“It took awhile, but we convinced them that this race for mayor is of national importance, and they decided to do it here and we greatly appreciate it,” Filner said.
The Clinton endorsement could prove decisive for Filner if it improves his position among voters drawn to the polls to vote for President Barack Obama, especially those with no party affiliation, "decline-to-state" voters.
Data released Tuesday showed decline-to-state voters now outnumber Republicans within the city of San Diego, while Democrats have a registration advantage.
Filner used the endorsement to discuss his experience working with the president from 1992 through 2000, citing issues like the waiver he received to allow the city not to upgrade its wastewater treatment facility — which saved taxpayers $3 billion — and the federal Community Oriented Policing Services, or COPS, program.
Filner said he traveled with Clinton on Air Force One first for a meeting with the Mexican president and later when Clinton spent weekends vacationing in Coronado, and used the time discussing local issues.
“Whenever he was in town or I was on the plane, we talked about San Diego and what I needed,” Filner said. “The sewage treatment plant, the waiver, the veterans' home, the support for our cops, all came from those conversations.”
Wednesday's press conference was also an opportunity for Filner to move away from a conversation that had begun to dominate the race: the DeMaio campaign’s assertion that a series of public flare-ups show Filner doesn’t have the temperament to serve as mayor.
The case, made during debates and through TV ads, was bolstered Monday when District Attorney Bonnie Dumanis, in her endorsement of DeMaio, said Filner was condescending and derisive to her and other women.
The DeMaio campaign responded to the Clinton endorsement by pointing to its most notable endorsers.
“The mayoral election will be decided by San Diegans," said campaign spokesman K.B. Forbes. "We are proud of our broad and bipartisan support including San Diego Mayor Jerry Sanders, San Diego’s top Democrat Irwin Jacobs, and District Attorney Bonnie Dumanis.”

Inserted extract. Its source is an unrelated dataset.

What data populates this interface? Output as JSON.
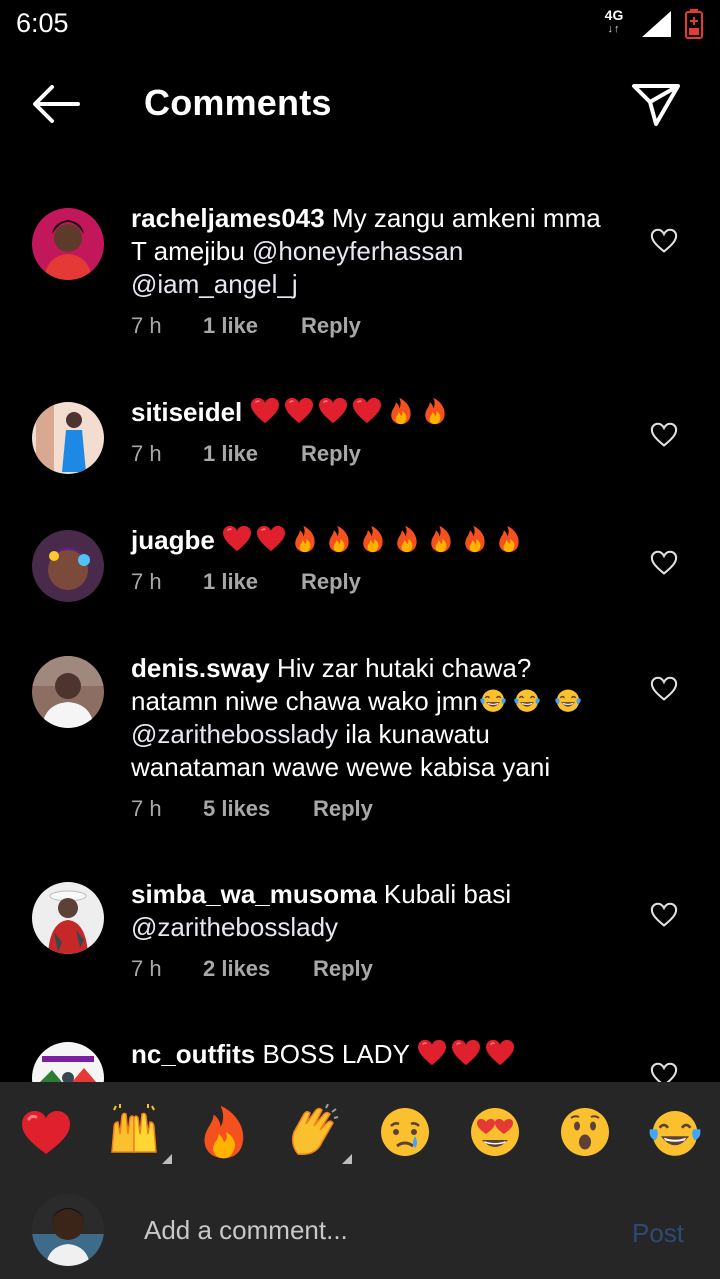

Filner flanked himself Wednesday with current and retired firefighters, police officers and lifeguards to repeat his case that he’s public safety’s choice in the race.
Both Councilman Carl DeMaio and Filner support the police department’s five-year hiring plan to restore the department’s 2009 employment levels by 2018.
Filner intends to pay for the hiring schedule by redirecting the hotel room tax used to fund the city’s Tourism Marketing District, a difficult but not impossible legal maneuver. DeMaio would pay for the increased funding with savings from increased usage of managed competition and other fiscal reforms, many of which the city has already implemented but DeMaio said can be redone to produce additional savings.
Brian Marvel, president of the San Diego Police Officers Association, the city’s police officers' union that has endorsed Filner, said the city hasn’t pursued federal funding through the COPS program in recent years because budget cuts have forced the department to prioritize officers in the street over the support staff who would otherwise write grant requests.
Filner said the program had provided San Diego with hundreds of officers in the 1990s, and pledged increased emphasis on it in his administration.